How regulating vehicle design can help save lives

The European Commission published a proposal to review the General Safety Regulation (GSR) in May 2018. This regulation defines safety technologies and design features that must become standard in new vehicles if they’re to be sold in the EU. Over 25,000 people die each year as a result of road traffic collisions in the EU. Making all new vehicles safer is a big part of addressing this problem. The more well-defined and ambitious the GSR is, the more lives that will be saved.

Three ways to strengthen the Commission’s GSR proposal:

1. Minimum ambition levels: Details of safety requirements are not provided in the Commission’s proposal. Instead, the Commission outsource the development of details to a Geneva-based body known as the United Nations Economic Commission for Europe (UNECE). The EU must define the minimum requirements in the regulation so that the UNECE has a framework that is adhered to.

2. Shorter lead-in times: The lead times for many of the technologies/design features are too far in the future. For example, direct vision for all trucks would not be an obligation before 2029 (assuming the final regulation is agreed in 2019). This delay is unnecessary and undesirable for improving vehicle safety.
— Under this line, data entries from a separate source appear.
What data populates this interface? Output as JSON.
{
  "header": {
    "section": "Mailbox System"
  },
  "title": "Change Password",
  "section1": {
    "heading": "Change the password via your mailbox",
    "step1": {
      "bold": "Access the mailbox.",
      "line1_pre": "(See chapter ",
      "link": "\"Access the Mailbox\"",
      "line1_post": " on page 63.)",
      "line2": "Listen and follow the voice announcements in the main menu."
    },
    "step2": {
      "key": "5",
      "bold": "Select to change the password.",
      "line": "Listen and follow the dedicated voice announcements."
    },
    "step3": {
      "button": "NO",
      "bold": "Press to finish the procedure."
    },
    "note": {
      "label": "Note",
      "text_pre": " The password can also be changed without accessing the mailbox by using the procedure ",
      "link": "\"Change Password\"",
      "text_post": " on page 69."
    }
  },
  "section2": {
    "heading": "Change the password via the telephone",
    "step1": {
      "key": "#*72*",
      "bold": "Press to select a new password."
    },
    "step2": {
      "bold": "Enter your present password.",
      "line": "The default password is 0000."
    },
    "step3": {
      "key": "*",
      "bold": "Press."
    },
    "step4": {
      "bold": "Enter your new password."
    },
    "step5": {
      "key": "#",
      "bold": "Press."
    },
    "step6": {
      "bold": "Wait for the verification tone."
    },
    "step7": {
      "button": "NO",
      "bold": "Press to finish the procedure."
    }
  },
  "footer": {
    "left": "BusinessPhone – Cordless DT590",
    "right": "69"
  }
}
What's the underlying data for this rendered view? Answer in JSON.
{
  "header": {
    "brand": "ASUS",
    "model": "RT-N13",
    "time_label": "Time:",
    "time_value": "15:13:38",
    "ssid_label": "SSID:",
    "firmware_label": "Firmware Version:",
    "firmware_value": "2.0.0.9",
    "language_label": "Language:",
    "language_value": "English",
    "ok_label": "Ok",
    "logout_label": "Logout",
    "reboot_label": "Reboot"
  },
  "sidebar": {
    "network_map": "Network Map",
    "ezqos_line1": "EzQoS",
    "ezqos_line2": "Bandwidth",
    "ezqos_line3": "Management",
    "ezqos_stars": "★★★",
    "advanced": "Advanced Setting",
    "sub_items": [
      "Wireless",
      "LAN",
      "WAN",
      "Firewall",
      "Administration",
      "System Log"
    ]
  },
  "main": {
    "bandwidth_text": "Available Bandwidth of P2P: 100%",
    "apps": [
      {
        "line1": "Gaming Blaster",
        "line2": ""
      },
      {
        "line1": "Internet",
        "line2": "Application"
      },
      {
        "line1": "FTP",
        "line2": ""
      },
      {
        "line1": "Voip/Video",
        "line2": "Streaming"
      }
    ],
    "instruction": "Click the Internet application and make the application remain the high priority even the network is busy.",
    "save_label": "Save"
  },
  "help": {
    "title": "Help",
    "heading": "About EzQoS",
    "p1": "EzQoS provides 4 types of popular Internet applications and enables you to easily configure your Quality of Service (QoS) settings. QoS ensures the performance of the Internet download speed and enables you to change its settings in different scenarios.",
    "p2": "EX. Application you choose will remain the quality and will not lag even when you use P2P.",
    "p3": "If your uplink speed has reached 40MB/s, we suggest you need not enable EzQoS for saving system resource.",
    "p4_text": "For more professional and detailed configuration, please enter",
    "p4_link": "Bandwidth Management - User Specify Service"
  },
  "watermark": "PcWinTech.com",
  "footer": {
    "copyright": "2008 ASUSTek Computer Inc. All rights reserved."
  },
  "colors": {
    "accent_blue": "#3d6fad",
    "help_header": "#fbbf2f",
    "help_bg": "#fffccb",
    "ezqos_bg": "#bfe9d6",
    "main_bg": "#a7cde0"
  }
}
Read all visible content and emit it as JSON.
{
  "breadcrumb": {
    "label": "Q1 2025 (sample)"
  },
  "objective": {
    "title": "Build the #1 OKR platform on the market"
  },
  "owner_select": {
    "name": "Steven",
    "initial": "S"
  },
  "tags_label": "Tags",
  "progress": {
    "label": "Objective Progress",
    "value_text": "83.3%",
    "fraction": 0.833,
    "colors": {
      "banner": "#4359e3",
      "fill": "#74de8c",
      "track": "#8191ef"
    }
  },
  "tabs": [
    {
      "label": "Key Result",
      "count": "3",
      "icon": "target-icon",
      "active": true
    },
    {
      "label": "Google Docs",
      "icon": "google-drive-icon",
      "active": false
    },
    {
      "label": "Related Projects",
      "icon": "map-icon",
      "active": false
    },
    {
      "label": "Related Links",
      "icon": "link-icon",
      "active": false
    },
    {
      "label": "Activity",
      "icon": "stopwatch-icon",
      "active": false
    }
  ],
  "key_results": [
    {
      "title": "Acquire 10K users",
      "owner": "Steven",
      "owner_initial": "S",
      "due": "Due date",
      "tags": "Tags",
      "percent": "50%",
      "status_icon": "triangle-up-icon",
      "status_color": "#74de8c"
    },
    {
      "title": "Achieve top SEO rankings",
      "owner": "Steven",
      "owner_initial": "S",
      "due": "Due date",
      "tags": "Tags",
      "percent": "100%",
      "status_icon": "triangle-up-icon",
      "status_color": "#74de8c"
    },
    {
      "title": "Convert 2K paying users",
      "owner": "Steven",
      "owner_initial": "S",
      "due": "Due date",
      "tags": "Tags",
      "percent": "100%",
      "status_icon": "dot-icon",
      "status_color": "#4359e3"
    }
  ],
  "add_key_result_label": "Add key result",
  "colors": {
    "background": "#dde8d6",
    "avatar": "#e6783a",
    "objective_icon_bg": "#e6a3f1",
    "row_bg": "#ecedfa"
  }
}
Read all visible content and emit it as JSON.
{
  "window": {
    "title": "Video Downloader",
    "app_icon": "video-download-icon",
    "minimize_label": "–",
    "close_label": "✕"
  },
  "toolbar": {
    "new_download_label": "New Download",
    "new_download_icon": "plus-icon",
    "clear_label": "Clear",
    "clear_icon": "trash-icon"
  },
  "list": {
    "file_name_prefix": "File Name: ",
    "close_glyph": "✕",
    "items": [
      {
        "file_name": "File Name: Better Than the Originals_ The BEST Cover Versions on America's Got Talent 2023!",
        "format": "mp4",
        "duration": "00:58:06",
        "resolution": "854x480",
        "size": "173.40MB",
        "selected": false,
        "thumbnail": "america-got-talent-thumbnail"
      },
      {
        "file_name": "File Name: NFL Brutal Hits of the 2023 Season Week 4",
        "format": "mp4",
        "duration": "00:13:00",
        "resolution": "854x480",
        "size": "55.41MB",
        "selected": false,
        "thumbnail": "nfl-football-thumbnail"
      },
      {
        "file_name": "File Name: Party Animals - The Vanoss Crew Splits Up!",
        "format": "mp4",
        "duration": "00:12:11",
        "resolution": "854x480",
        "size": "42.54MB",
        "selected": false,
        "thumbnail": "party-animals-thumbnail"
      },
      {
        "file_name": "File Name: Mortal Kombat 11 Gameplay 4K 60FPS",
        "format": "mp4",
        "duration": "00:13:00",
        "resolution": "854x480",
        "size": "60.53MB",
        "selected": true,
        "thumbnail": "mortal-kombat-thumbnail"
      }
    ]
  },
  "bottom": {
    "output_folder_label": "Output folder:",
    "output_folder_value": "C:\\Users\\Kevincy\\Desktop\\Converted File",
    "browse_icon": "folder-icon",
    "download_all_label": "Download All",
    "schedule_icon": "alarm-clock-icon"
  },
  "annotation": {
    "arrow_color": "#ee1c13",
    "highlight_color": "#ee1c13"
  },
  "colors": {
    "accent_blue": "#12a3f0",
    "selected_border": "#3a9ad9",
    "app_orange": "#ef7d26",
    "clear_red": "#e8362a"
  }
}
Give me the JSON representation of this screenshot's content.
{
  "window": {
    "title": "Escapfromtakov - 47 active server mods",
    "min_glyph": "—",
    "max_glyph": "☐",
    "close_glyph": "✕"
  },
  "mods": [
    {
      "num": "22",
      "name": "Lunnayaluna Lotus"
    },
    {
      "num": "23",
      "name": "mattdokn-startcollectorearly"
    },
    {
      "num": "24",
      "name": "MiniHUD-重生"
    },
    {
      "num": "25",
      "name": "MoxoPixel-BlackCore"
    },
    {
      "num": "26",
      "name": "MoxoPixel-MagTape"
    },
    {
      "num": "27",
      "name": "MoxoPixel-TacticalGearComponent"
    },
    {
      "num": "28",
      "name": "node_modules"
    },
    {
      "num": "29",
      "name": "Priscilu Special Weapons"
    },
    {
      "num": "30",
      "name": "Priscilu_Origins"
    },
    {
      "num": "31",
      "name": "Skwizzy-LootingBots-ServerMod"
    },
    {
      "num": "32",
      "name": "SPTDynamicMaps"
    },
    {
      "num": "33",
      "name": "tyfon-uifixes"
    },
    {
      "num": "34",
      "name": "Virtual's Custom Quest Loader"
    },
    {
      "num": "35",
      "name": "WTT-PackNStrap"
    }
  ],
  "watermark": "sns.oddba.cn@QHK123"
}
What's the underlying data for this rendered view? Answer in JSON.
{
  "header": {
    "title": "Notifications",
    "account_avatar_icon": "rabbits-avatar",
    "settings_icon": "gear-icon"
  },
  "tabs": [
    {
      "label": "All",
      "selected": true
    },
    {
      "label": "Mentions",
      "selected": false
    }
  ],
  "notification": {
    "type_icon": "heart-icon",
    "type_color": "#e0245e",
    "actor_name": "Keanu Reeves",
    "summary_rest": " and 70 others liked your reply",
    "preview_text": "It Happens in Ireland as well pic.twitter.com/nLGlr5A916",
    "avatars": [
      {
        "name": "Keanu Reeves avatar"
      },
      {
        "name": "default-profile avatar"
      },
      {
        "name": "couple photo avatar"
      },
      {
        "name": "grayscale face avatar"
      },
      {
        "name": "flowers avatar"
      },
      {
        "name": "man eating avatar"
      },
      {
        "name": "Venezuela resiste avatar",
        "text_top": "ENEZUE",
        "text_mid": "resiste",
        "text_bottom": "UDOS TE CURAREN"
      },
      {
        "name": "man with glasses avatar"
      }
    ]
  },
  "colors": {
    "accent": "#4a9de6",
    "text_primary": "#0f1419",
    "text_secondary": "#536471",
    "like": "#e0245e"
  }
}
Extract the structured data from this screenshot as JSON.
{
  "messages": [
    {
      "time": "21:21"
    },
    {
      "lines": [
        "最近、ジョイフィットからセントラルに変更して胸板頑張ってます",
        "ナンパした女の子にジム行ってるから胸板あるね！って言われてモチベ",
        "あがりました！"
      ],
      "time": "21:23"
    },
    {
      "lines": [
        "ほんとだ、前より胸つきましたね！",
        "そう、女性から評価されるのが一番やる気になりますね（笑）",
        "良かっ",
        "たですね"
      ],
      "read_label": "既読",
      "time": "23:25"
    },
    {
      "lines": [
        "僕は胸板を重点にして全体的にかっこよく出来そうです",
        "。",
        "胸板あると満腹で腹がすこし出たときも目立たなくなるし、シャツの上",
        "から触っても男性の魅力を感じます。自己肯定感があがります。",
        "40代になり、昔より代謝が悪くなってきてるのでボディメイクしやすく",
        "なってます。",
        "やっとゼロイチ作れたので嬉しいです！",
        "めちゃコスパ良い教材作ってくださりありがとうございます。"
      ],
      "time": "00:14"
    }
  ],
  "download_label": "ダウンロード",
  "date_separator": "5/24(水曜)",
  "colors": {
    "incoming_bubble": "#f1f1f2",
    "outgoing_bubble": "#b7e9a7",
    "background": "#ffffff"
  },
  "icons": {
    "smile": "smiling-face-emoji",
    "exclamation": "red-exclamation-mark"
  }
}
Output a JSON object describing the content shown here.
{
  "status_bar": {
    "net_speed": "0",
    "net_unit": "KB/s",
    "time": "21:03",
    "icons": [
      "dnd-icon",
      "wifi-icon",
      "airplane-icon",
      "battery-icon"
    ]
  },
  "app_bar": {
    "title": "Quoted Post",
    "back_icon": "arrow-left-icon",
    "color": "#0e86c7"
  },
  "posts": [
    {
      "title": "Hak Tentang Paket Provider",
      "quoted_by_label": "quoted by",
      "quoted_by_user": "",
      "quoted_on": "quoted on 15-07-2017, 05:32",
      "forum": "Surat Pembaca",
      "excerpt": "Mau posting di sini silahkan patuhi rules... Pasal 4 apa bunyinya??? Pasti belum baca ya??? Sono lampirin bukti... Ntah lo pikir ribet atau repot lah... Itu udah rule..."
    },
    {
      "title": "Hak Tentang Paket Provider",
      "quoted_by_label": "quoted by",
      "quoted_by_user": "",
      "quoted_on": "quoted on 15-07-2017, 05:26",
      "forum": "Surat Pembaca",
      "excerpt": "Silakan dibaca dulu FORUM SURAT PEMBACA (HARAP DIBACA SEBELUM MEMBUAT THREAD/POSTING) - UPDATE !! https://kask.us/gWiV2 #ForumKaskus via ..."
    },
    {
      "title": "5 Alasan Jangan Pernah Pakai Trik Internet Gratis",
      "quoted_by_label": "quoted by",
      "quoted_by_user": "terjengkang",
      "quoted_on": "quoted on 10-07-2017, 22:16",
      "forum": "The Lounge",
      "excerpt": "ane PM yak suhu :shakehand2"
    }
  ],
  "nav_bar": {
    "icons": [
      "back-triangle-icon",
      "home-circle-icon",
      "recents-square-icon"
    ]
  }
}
Bringing forward the date to 2024 would ensure that vulnerable road users are protected sooner while giving manufacturers sufficient time to adhere to the new requirements.

3. Deadlines for the UNECE: There must be a clear delegation of power to the Commission to bring forward legislation if (a) the ambition level at UNECE does not meet the minimum ambition level outlined in the GSR or (b) timely progress is not being made at the UNECE. Specifically, the law needs to require the Commission to bring forward legislative proposals three years ahead of the deadlines provided for each safety feature in the regulation so the EU is ready and able to step in if the UNECE is not delivering.